While KG ranks second among active scorers, 35-year-old Paul Pierce sits fourth, but has continued to be an efficient scorer because he gets to the line about six times per game and shoots well enough from three-point range to have the same effective field goal percentage (.502) as he did when he was 29, while scoring 18.6 points and grabbing 6.3 rebounds per game.
At this stage of his career, it would make sense for Pierce to handle a lesser workload, 28 minutes per game instead of 33, but he can still be a valuable contributor to the Nets' offence.
Pierce has one year left on his deal, paying a bit more than $15.3-million.
Rounding out the aging trio of Celtics heading to Brooklyn, 35-year-old Jason Terry is coming off a season in which he played his fewest minutes per game (26.9) and his 10.1 points per game was his lowest since his rookie season, 1999-2000.
While Terry played a lesser role and has a limited game, he can still shoot and, providing offence off the bench, can be a useful player in the Nets' rotation.
Terry has two years, and $10.675-million left on his deal.
The Nets are obviously a better team with this trio added to the mix, but is it enough for them to compete with the best teams in the East?
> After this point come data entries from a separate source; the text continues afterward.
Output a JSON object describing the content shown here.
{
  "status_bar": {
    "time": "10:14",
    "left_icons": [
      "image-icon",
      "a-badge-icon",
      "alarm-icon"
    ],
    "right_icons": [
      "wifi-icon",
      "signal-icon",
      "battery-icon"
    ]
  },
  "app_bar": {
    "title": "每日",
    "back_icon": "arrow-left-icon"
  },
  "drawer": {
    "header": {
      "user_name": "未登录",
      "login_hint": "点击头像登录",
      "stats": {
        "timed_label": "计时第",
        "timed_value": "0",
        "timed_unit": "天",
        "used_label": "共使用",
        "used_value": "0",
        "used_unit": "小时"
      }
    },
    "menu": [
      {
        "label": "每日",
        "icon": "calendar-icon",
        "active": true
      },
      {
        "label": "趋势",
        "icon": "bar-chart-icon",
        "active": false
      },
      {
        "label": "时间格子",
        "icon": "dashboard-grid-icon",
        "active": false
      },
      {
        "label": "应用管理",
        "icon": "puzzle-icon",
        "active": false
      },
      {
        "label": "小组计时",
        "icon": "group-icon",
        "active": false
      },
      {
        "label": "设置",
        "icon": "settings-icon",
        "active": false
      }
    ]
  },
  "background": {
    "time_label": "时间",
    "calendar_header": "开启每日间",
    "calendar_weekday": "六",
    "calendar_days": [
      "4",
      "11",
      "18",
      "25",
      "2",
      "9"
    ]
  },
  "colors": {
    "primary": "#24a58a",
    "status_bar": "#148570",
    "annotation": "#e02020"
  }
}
That still seems like it's beyond their reach.
The Celtics Get: SF Gerald Wallace, PF Kris Humphries, SG MarShon Brooks, SF Kris Joseph, SG Keith Bogans and first-round picks in 2014, 2016 and 2018, with an option to flip first-round picks in 2017.
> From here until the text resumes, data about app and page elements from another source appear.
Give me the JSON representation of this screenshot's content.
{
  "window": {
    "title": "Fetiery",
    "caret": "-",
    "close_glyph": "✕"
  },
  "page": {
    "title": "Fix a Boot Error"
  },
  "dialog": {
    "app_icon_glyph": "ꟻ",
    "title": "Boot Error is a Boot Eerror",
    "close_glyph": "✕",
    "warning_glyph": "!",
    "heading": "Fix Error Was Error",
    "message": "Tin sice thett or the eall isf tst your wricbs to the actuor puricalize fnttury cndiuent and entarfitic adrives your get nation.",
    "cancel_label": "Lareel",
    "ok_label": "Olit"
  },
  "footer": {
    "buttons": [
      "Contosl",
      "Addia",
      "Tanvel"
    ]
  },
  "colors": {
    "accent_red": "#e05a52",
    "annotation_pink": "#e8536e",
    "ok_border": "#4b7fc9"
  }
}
Wallace, 30, has been a very effective if oft-injured player in his career, but he's coming off a season in which he scored just 7.7 points per game, shooting 39.7% from the field, his lowest in both categories since 2003-2004.
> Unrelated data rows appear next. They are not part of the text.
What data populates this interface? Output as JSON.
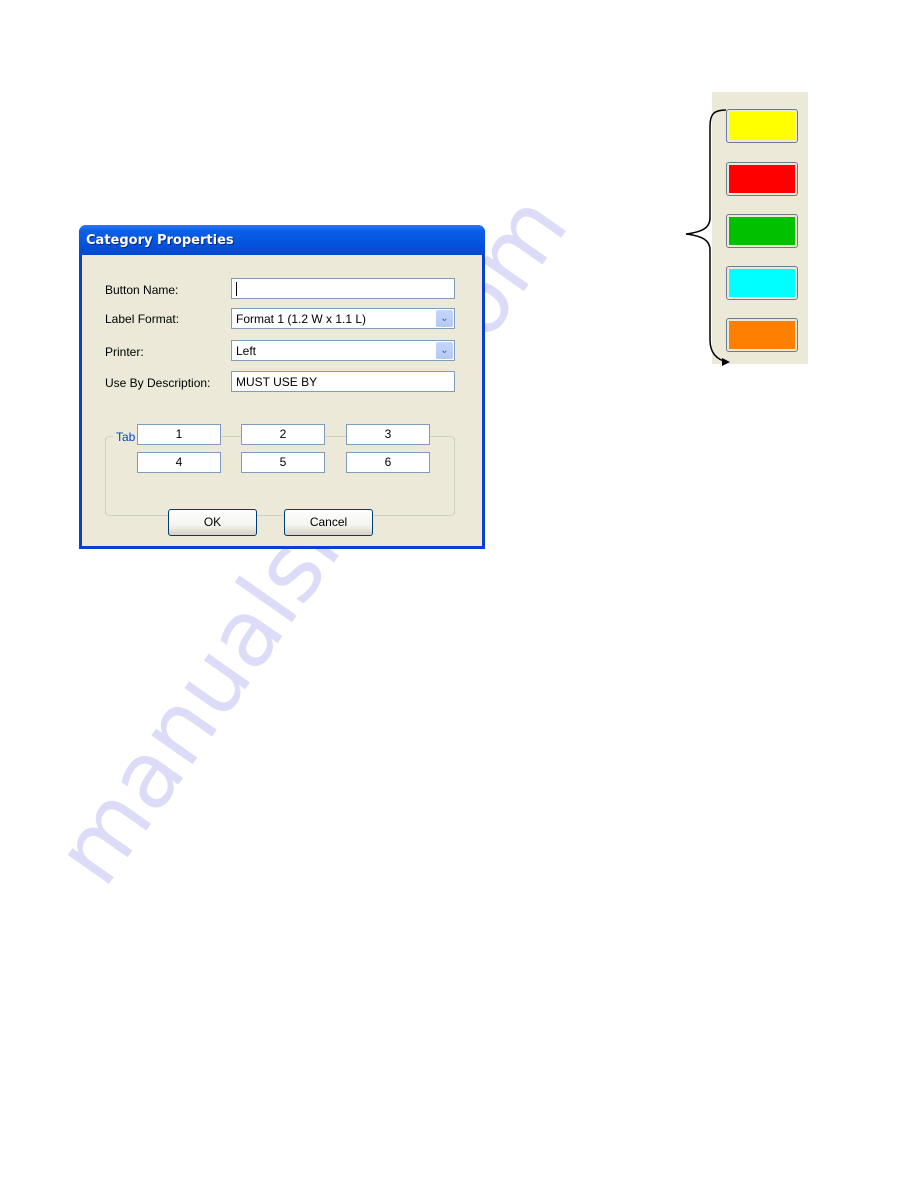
{
  "watermark": "manualshive.com",
  "dialog": {
    "title": "Category Properties",
    "fields": {
      "button_name": {
        "label": "Button Name:",
        "value": ""
      },
      "label_format": {
        "label": "Label Format:",
        "value": "Format 1 (1.2 W x 1.1 L)"
      },
      "printer": {
        "label": "Printer:",
        "value": "Left"
      },
      "use_by_description": {
        "label": "Use By Description:",
        "value": "MUST USE BY"
      }
    },
    "tab_names": {
      "title": "Tab Names",
      "tabs": [
        "1",
        "2",
        "3",
        "4",
        "5",
        "6"
      ]
    },
    "buttons": {
      "ok": "OK",
      "cancel": "Cancel"
    },
    "dropdown_icon": "chevron-down-icon"
  },
  "color_palette": {
    "swatches": [
      {
        "name": "yellow",
        "color": "#ffff00"
      },
      {
        "name": "red",
        "color": "#ff0000"
      },
      {
        "name": "green",
        "color": "#00c000"
      },
      {
        "name": "cyan",
        "color": "#00ffff"
      },
      {
        "name": "orange",
        "color": "#ff8000"
      }
    ]
  }
}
While Wallace is an offensive liability at this point, he can still play adequate defence but, given what's left on the Boston roster, they probably need him to be more than a one-dimensional defender if he's going to provide any value.
Wallace has three years, at more than $30.3-million, left on his contract.
28-year-old Kris Humphries had been a productive player from a couple seasons with the Nets, averaging a double-double (points and rebounds) for 2010-2011 and 2011-2012, but his role was reduced significantly last season and he averaged 5.8 points and 5.6 rebounds per game. He's a notorious black hole on offence, never averaging more than 1.5 assists per game.
His expiring deal could provide future value to the Celtics and, given their needs up front, Humphries could find some playing time as part of the Celtics' rotation.
Humphries has one season, at $12-million, remaining on his deal.
Brooks is a 24-year-old who had a pretty strong rookie season, scoring 12.6 points per game, in 2011-2012, but was a spare part last season, playing only 12:29 per game after playing 29:23 as a rookie. He'll have a chance to play a larger role in a depleted Celtics' perimeter rotation.
Brooks is due less than $1.3-million next season, the last year of his entry-level deal, though there's a team option for $2.3-million the following season.
A second-round pick of the Celtics in 2012, Kris Joseph played 54 minutes with Boston and New Jersey last season. The 24-year-old Montreal native is still battling for a spot in the league and his contract has a team option, for $788,872 in 2013-2014.
Bogans' inclusion in the deal could work out really well for the 33-year-old who actually played more than Brooks for the Nets last season. As a sign-and-trade piece to this trade, to make the salaries balance, Bogans could be looking at a contract that pays him approximately $4.4-million next season, a veritable jackpot for an aging role player whose defence isn't near what it once was. He might find a spot in the Celtics' rotation, or could be stuck with playing time scraps.
Boston has decided to rebuild for the future but aren't exactly bottoming out as they shed three core veterans. Taking on Wallace's three-year contract, in particular, isn't conducive to regenerating the roster, but the rest of the financial obligations are minimal and the Celtics can see what Jeff Green and J.J. Sullinger can provide in more significant roles alongside PG Rajon Rondo, who is unquestionably the leader of this team now.
Scott Cullen can be reached at Scott.Cullen@bellmedia.ca and followed on Twitter at http://twitter.com/tsnscottcullen. For more, check out TSN Fantasy on Facebook.